#### DIRECTIONS FOR THIS TASK
In the entries that follow, how many lines contain "description"? Please reply with only the number.
******************************
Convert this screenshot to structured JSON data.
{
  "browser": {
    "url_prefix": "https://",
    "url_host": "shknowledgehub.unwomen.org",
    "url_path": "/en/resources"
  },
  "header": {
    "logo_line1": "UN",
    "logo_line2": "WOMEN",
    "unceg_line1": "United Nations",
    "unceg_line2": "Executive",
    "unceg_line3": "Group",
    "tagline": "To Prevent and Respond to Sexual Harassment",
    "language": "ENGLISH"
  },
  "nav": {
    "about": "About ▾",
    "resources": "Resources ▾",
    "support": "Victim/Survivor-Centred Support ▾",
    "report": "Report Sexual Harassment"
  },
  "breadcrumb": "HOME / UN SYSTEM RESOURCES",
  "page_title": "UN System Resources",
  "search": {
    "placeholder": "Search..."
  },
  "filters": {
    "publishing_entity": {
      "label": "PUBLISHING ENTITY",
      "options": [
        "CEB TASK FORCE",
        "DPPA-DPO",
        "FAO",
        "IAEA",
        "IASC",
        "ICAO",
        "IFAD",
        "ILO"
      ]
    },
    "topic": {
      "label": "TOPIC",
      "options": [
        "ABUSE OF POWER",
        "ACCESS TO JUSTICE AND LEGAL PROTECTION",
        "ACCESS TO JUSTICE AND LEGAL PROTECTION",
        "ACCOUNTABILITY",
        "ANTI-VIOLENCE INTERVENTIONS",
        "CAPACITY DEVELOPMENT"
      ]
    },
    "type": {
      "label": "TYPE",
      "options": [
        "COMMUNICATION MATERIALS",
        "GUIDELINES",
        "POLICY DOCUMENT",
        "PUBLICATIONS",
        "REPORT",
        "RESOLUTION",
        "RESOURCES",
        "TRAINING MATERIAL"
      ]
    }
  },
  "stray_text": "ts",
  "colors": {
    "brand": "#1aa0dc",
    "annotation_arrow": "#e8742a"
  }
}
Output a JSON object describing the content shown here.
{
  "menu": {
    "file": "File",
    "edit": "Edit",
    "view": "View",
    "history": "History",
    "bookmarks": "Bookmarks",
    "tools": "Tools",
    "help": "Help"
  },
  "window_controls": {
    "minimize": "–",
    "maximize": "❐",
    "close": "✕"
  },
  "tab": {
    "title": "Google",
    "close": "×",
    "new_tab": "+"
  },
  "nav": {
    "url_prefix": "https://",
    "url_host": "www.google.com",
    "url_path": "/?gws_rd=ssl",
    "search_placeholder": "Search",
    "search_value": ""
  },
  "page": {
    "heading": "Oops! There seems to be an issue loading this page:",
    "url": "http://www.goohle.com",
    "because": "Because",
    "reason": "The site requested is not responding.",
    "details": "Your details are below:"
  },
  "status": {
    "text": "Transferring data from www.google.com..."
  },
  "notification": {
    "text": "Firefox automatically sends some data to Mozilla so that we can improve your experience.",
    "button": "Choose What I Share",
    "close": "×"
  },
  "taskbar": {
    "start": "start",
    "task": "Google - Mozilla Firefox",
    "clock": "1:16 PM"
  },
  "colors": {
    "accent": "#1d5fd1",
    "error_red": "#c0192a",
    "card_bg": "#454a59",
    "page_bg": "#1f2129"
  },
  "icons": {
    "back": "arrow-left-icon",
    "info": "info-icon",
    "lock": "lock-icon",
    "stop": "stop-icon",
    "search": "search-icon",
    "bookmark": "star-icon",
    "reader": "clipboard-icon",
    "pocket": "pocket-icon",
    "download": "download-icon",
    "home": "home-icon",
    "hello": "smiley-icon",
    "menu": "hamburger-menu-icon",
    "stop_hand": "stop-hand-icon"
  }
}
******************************
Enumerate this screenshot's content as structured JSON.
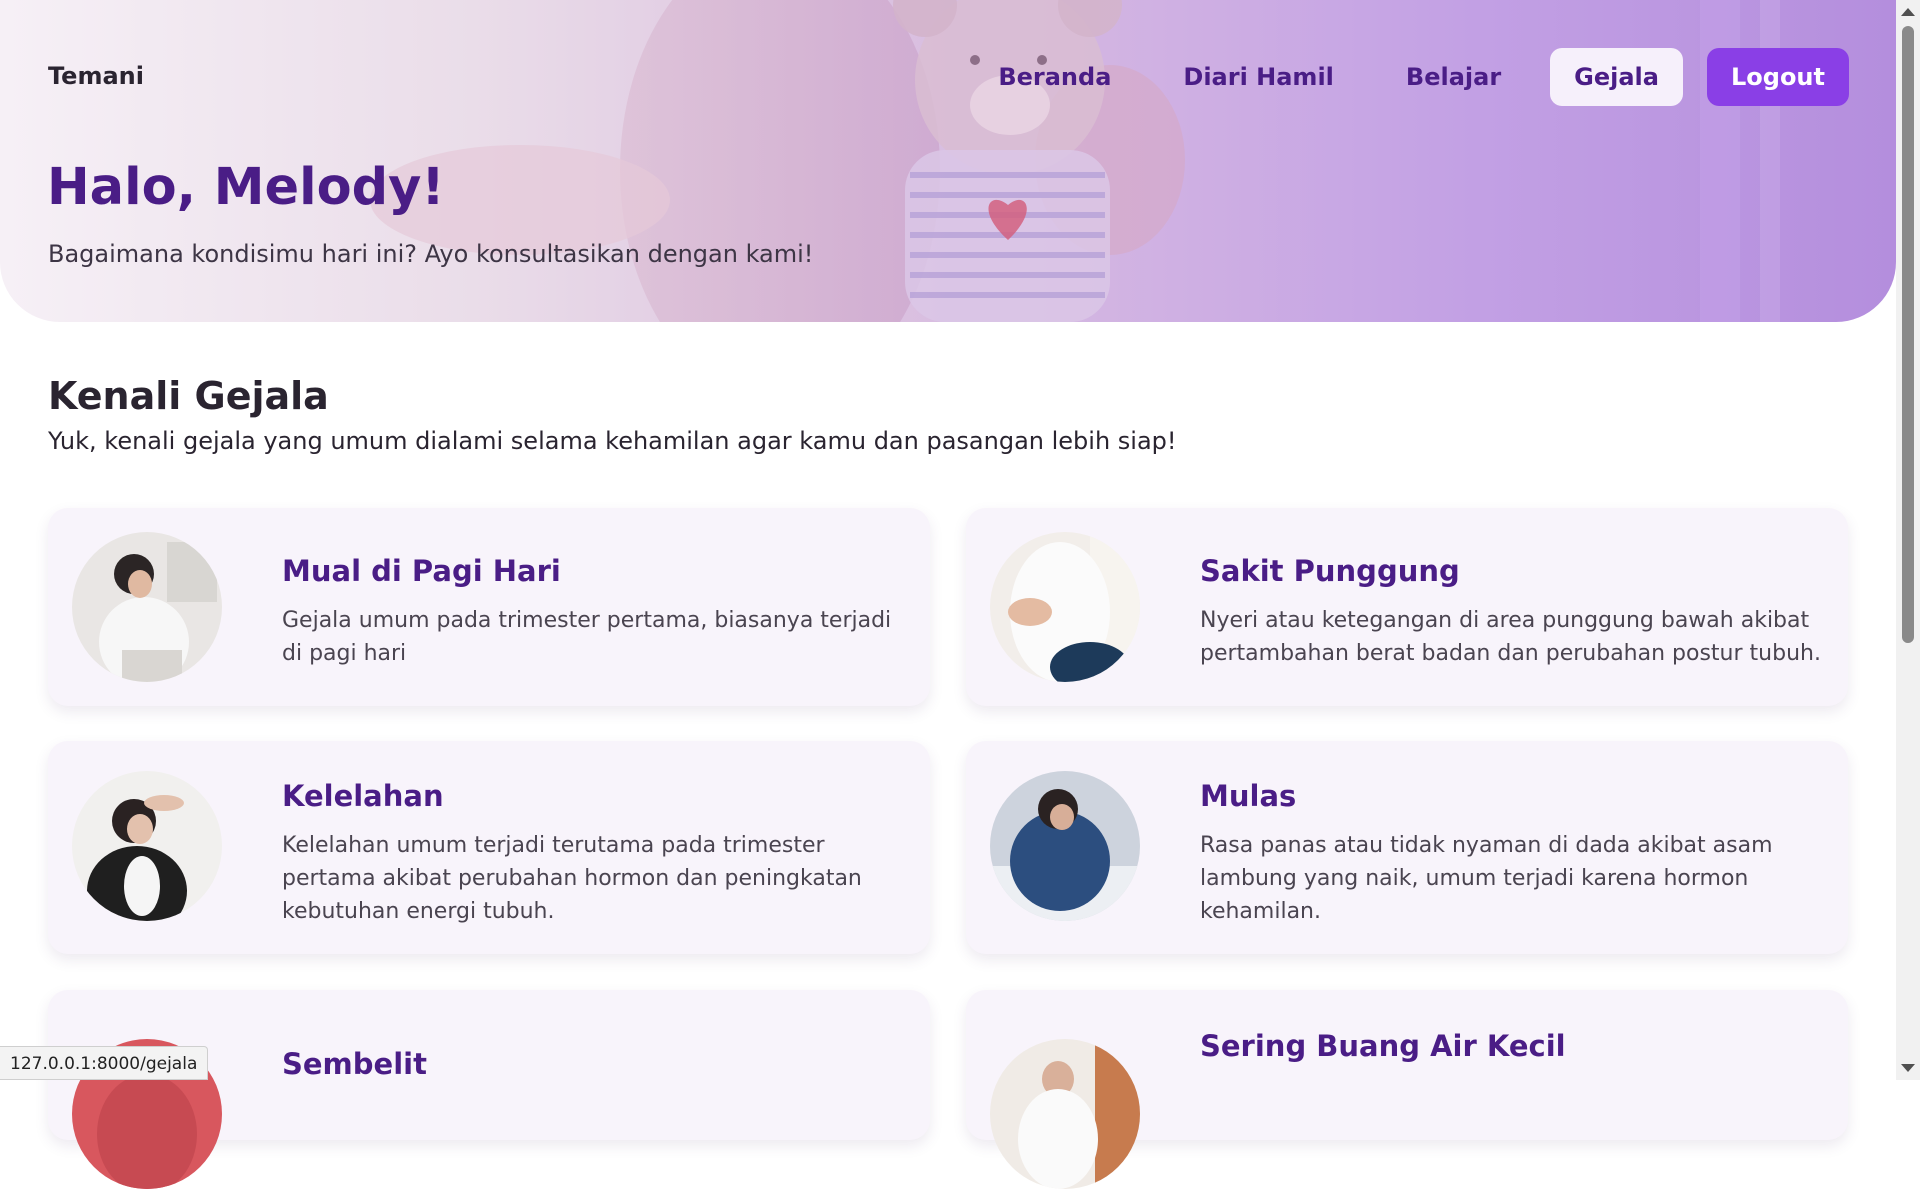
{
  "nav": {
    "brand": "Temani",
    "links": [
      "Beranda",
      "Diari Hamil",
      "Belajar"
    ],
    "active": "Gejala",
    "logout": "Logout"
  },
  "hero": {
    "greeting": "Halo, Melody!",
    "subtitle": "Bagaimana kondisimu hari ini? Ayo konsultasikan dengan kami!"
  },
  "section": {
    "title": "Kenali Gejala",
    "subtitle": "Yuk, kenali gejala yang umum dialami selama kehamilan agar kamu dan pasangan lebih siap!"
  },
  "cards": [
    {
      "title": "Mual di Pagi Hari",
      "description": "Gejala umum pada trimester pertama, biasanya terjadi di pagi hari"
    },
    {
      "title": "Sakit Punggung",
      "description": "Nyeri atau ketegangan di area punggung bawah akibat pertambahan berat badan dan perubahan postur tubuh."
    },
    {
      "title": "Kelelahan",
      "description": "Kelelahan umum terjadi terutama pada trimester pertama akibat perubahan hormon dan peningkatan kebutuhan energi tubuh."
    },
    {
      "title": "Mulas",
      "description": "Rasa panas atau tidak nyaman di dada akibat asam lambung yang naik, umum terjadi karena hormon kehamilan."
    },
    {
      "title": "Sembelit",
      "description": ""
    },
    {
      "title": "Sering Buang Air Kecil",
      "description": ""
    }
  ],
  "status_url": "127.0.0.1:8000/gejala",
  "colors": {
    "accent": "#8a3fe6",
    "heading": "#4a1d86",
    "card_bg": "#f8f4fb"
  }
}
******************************
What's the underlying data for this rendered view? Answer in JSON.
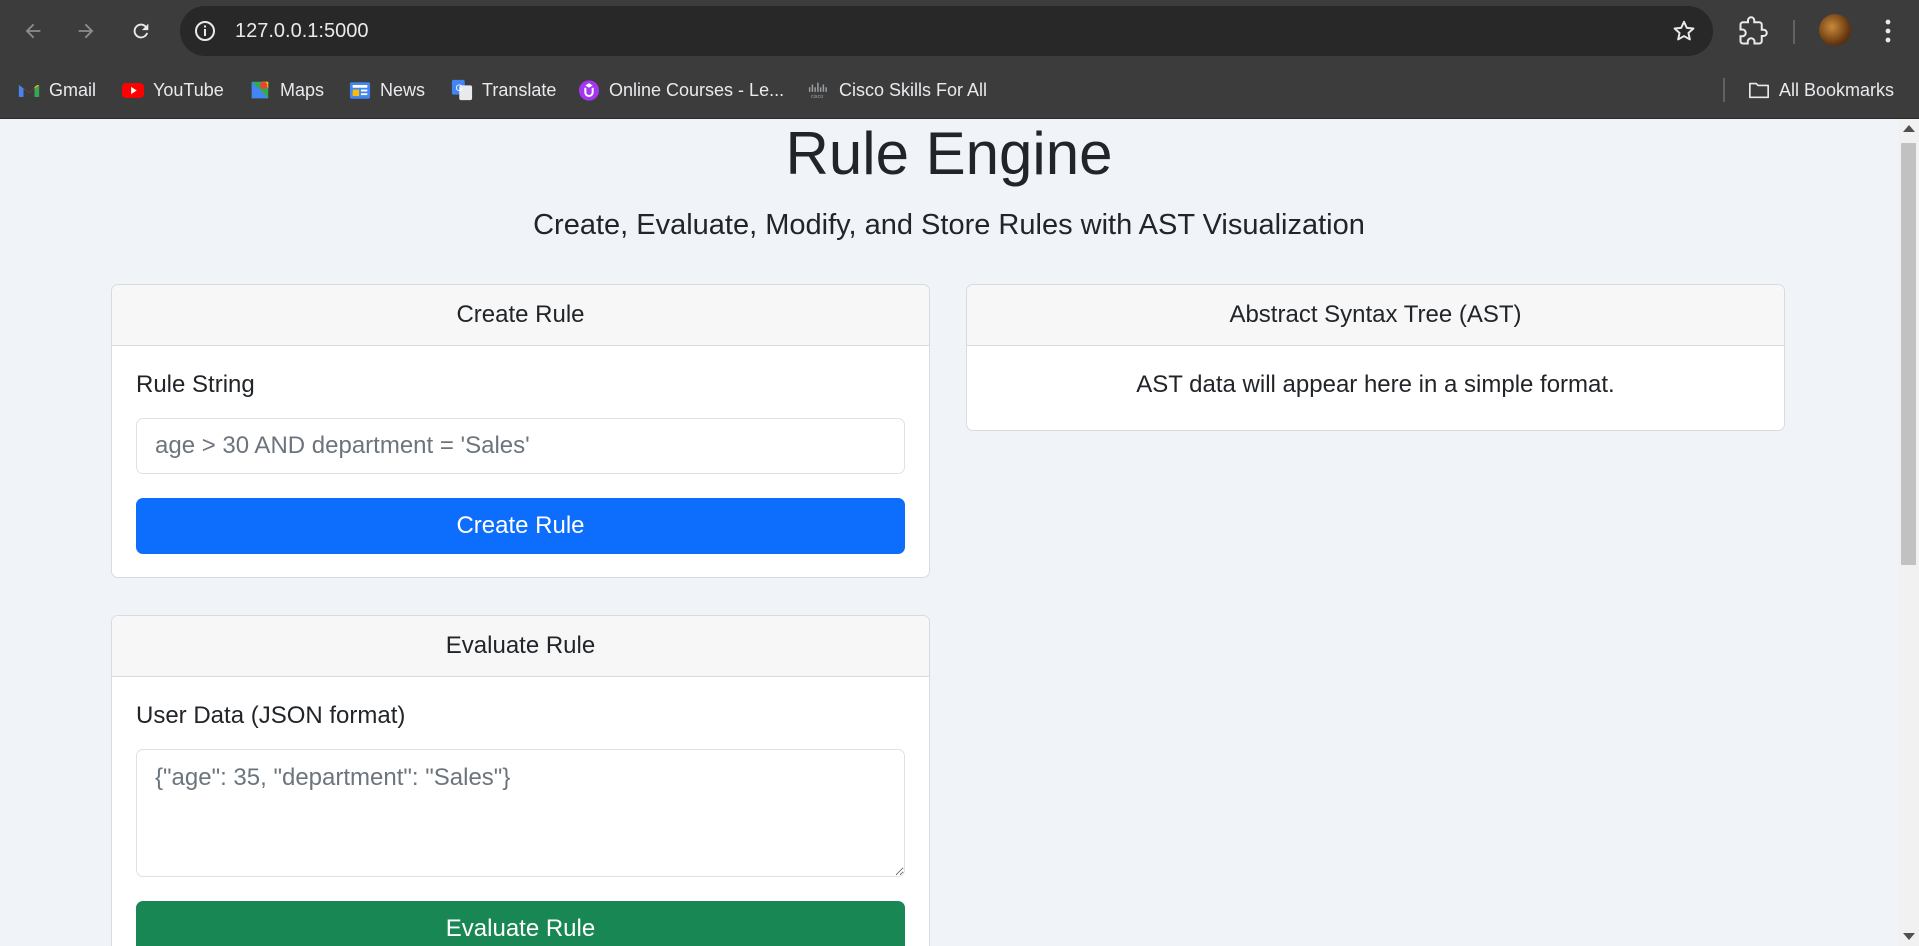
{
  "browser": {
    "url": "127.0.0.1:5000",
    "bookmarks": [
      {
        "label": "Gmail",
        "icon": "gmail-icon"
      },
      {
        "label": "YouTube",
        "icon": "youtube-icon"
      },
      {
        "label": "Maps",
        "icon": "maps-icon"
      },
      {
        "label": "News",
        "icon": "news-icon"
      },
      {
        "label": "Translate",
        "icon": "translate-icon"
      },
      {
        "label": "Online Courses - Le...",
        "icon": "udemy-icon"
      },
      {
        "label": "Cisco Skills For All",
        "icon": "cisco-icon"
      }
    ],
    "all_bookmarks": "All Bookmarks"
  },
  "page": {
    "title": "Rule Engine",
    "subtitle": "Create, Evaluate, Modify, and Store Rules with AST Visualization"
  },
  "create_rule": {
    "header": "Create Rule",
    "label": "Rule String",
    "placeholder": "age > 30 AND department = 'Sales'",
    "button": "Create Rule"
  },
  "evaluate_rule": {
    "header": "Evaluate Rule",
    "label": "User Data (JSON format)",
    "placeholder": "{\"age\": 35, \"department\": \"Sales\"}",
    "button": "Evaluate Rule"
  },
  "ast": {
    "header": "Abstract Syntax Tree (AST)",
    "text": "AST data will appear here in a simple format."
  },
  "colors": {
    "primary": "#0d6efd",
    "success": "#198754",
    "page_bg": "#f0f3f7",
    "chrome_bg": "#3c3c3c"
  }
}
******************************
#### FINISHED TASK
6